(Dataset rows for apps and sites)
=====

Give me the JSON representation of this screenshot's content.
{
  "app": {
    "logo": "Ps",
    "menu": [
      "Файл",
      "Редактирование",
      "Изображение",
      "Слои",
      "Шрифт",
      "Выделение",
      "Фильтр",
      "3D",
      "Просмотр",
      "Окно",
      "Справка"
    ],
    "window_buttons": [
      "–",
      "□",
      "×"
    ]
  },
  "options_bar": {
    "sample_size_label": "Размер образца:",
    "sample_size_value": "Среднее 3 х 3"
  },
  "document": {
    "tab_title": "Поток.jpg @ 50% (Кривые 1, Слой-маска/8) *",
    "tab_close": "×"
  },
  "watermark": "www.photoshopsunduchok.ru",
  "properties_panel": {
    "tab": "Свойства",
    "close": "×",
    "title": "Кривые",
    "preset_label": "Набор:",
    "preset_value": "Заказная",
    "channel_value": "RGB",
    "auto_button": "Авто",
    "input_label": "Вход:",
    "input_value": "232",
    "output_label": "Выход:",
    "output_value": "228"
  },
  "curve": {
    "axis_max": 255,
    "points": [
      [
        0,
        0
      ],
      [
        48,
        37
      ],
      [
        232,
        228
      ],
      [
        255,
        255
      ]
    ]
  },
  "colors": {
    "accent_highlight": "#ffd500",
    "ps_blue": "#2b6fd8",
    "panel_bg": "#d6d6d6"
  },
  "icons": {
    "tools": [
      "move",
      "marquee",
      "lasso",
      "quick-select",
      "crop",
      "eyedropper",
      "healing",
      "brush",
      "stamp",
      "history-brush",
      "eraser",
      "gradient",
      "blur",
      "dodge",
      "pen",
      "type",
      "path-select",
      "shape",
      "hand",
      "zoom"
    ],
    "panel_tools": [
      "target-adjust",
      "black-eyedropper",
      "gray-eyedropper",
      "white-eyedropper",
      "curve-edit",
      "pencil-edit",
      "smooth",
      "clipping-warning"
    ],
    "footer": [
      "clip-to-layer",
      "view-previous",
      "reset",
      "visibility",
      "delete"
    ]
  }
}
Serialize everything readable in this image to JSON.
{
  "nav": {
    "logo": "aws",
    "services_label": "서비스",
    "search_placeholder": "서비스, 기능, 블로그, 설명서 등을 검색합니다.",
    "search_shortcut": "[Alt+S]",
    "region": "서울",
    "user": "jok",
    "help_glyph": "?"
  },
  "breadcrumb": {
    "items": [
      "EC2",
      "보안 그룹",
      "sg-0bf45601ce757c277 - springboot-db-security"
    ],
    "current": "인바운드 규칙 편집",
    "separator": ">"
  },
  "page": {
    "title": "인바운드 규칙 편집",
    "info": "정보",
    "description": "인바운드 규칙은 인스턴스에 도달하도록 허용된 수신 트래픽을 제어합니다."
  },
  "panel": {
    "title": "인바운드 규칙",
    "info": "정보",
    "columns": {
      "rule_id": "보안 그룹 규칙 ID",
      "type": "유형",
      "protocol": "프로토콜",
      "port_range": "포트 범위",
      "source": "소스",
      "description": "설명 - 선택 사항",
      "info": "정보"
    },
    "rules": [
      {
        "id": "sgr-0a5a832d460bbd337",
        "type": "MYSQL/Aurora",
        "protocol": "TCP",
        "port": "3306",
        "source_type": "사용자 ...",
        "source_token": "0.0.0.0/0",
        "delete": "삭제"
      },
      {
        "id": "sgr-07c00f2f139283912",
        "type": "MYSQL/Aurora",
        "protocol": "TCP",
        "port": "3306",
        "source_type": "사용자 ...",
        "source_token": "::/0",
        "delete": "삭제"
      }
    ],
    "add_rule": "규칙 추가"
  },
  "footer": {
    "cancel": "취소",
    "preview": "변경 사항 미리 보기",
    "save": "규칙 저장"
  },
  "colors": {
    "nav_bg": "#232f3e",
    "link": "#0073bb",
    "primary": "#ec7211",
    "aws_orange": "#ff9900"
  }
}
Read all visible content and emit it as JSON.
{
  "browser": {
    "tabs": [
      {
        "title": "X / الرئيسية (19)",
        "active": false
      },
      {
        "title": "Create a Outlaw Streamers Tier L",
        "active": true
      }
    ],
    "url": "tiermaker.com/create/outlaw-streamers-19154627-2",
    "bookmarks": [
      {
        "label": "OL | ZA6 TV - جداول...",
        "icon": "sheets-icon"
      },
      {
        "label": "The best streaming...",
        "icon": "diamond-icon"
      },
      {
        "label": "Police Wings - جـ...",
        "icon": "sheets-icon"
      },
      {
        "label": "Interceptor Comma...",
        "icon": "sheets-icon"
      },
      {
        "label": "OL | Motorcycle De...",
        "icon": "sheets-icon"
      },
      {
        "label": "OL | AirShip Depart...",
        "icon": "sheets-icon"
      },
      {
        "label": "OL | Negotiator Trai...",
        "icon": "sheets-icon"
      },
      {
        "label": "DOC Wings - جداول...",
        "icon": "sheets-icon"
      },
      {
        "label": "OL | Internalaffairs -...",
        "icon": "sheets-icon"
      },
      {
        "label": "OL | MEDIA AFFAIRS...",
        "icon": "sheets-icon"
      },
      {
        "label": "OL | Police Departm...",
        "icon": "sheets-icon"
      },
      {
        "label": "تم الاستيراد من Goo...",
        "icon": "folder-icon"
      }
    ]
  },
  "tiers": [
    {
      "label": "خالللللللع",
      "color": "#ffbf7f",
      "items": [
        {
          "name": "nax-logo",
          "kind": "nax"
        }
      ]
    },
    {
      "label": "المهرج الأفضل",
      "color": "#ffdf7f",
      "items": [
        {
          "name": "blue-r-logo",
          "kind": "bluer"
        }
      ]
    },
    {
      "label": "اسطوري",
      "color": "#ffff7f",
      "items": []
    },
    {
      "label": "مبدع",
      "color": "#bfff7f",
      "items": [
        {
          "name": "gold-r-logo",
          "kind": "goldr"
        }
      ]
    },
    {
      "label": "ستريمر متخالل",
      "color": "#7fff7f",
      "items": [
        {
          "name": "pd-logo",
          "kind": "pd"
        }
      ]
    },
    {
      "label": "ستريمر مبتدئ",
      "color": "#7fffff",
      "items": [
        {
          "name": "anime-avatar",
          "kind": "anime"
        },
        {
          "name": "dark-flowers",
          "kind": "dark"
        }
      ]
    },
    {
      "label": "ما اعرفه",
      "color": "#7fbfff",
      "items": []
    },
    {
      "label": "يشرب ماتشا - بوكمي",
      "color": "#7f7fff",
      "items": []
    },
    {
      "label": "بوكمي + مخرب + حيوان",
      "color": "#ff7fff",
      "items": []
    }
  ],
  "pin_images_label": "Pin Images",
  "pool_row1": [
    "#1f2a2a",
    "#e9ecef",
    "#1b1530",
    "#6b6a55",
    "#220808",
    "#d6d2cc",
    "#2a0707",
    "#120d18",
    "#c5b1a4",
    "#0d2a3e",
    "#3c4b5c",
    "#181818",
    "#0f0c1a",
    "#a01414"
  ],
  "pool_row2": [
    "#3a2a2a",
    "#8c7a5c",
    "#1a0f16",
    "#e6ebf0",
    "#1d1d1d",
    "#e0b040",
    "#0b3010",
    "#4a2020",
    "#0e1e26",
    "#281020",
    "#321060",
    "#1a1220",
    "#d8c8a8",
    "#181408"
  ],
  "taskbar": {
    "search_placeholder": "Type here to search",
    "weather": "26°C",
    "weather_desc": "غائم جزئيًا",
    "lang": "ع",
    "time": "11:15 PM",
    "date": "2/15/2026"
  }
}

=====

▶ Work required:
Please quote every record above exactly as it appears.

▶ Exercise solution:
Give me the JSON representation of this screenshot's content.
{
  "app": {
    "logo": "Ps",
    "menu": [
      "Файл",
      "Редактирование",
      "Изображение",
      "Слои",
      "Шрифт",
      "Выделение",
      "Фильтр",
      "3D",
      "Просмотр",
      "Окно",
      "Справка"
    ],
    "window_buttons": [
      "–",
      "□",
      "×"
    ]
  },
  "options_bar": {
    "sample_size_label": "Размер образца:",
    "sample_size_value": "Среднее 3 х 3"
  },
  "document": {
    "tab_title": "Поток.jpg @ 50% (Кривые 1, Слой-маска/8) *",
    "tab_close": "×"
  },
  "watermark": "www.photoshopsunduchok.ru",
  "properties_panel": {
    "tab": "Свойства",
    "close": "×",
    "title": "Кривые",
    "preset_label": "Набор:",
    "preset_value": "Заказная",
    "channel_value": "RGB",
    "auto_button": "Авто",
    "input_label": "Вход:",
    "input_value": "232",
    "output_label": "Выход:",
    "output_value": "228"
  },
  "curve": {
    "axis_max": 255,
    "points": [
      [
        0,
        0
      ],
      [
        48,
        37
      ],
      [
        232,
        228
      ],
      [
        255,
        255
      ]
    ]
  },
  "colors": {
    "accent_highlight": "#ffd500",
    "ps_blue": "#2b6fd8",
    "panel_bg": "#d6d6d6"
  },
  "icons": {
    "tools": [
      "move",
      "marquee",
      "lasso",
      "quick-select",
      "crop",
      "eyedropper",
      "healing",
      "brush",
      "stamp",
      "history-brush",
      "eraser",
      "gradient",
      "blur",
      "dodge",
      "pen",
      "type",
      "path-select",
      "shape",
      "hand",
      "zoom"
    ],
    "panel_tools": [
      "target-adjust",
      "black-eyedropper",
      "gray-eyedropper",
      "white-eyedropper",
      "curve-edit",
      "pencil-edit",
      "smooth",
      "clipping-warning"
    ],
    "footer": [
      "clip-to-layer",
      "view-previous",
      "reset",
      "visibility",
      "delete"
    ]
  }
}
Serialize everything readable in this image to JSON.
{
  "nav": {
    "logo": "aws",
    "services_label": "서비스",
    "search_placeholder": "서비스, 기능, 블로그, 설명서 등을 검색합니다.",
    "search_shortcut": "[Alt+S]",
    "region": "서울",
    "user": "jok",
    "help_glyph": "?"
  },
  "breadcrumb": {
    "items": [
      "EC2",
      "보안 그룹",
      "sg-0bf45601ce757c277 - springboot-db-security"
    ],
    "current": "인바운드 규칙 편집",
    "separator": ">"
  },
  "page": {
    "title": "인바운드 규칙 편집",
    "info": "정보",
    "description": "인바운드 규칙은 인스턴스에 도달하도록 허용된 수신 트래픽을 제어합니다."
  },
  "panel": {
    "title": "인바운드 규칙",
    "info": "정보",
    "columns": {
      "rule_id": "보안 그룹 규칙 ID",
      "type": "유형",
      "protocol": "프로토콜",
      "port_range": "포트 범위",
      "source": "소스",
      "description": "설명 - 선택 사항",
      "info": "정보"
    },
    "rules": [
      {
        "id": "sgr-0a5a832d460bbd337",
        "type": "MYSQL/Aurora",
        "protocol": "TCP",
        "port": "3306",
        "source_type": "사용자 ...",
        "source_token": "0.0.0.0/0",
        "delete": "삭제"
      },
      {
        "id": "sgr-07c00f2f139283912",
        "type": "MYSQL/Aurora",
        "protocol": "TCP",
        "port": "3306",
        "source_type": "사용자 ...",
        "source_token": "::/0",
        "delete": "삭제"
      }
    ],
    "add_rule": "규칙 추가"
  },
  "footer": {
    "cancel": "취소",
    "preview": "변경 사항 미리 보기",
    "save": "규칙 저장"
  },
  "colors": {
    "nav_bg": "#232f3e",
    "link": "#0073bb",
    "primary": "#ec7211",
    "aws_orange": "#ff9900"
  }
}
Read all visible content and emit it as JSON.
{
  "browser": {
    "tabs": [
      {
        "title": "X / الرئيسية (19)",
        "active": false
      },
      {
        "title": "Create a Outlaw Streamers Tier L",
        "active": true
      }
    ],
    "url": "tiermaker.com/create/outlaw-streamers-19154627-2",
    "bookmarks": [
      {
        "label": "OL | ZA6 TV - جداول...",
        "icon": "sheets-icon"
      },
      {
        "label": "The best streaming...",
        "icon": "diamond-icon"
      },
      {
        "label": "Police Wings - جـ...",
        "icon": "sheets-icon"
      },
      {
        "label": "Interceptor Comma...",
        "icon": "sheets-icon"
      },
      {
        "label": "OL | Motorcycle De...",
        "icon": "sheets-icon"
      },
      {
        "label": "OL | AirShip Depart...",
        "icon": "sheets-icon"
      },
      {
        "label": "OL | Negotiator Trai...",
        "icon": "sheets-icon"
      },
      {
        "label": "DOC Wings - جداول...",
        "icon": "sheets-icon"
      },
      {
        "label": "OL | Internalaffairs -...",
        "icon": "sheets-icon"
      },
      {
        "label": "OL | MEDIA AFFAIRS...",
        "icon": "sheets-icon"
      },
      {
        "label": "OL | Police Departm...",
        "icon": "sheets-icon"
      },
      {
        "label": "تم الاستيراد من Goo...",
        "icon": "folder-icon"
      }
    ]
  },
  "tiers": [
    {
      "label": "خالللللللع",
      "color": "#ffbf7f",
      "items": [
        {
          "name": "nax-logo",
          "kind": "nax"
        }
      ]
    },
    {
      "label": "المهرج الأفضل",
      "color": "#ffdf7f",
      "items": [
        {
          "name": "blue-r-logo",
          "kind": "bluer"
        }
      ]
    },
    {
      "label": "اسطوري",
      "color": "#ffff7f",
      "items": []
    },
    {
      "label": "مبدع",
      "color": "#bfff7f",
      "items": [
        {
          "name": "gold-r-logo",
          "kind": "goldr"
        }
      ]
    },
    {
      "label": "ستريمر متخالل",
      "color": "#7fff7f",
      "items": [
        {
          "name": "pd-logo",
          "kind": "pd"
        }
      ]
    },
    {
      "label": "ستريمر مبتدئ",
      "color": "#7fffff",
      "items": [
        {
          "name": "anime-avatar",
          "kind": "anime"
        },
        {
          "name": "dark-flowers",
          "kind": "dark"
        }
      ]
    },
    {
      "label": "ما اعرفه",
      "color": "#7fbfff",
      "items": []
    },
    {
      "label": "يشرب ماتشا - بوكمي",
      "color": "#7f7fff",
      "items": []
    },
    {
      "label": "بوكمي + مخرب + حيوان",
      "color": "#ff7fff",
      "items": []
    }
  ],
  "pin_images_label": "Pin Images",
  "pool_row1": [
    "#1f2a2a",
    "#e9ecef",
    "#1b1530",
    "#6b6a55",
    "#220808",
    "#d6d2cc",
    "#2a0707",
    "#120d18",
    "#c5b1a4",
    "#0d2a3e",
    "#3c4b5c",
    "#181818",
    "#0f0c1a",
    "#a01414"
  ],
  "pool_row2": [
    "#3a2a2a",
    "#8c7a5c",
    "#1a0f16",
    "#e6ebf0",
    "#1d1d1d",
    "#e0b040",
    "#0b3010",
    "#4a2020",
    "#0e1e26",
    "#281020",
    "#321060",
    "#1a1220",
    "#d8c8a8",
    "#181408"
  ],
  "taskbar": {
    "search_placeholder": "Type here to search",
    "weather": "26°C",
    "weather_desc": "غائم جزئيًا",
    "lang": "ع",
    "time": "11:15 PM",
    "date": "2/15/2026"
  }
}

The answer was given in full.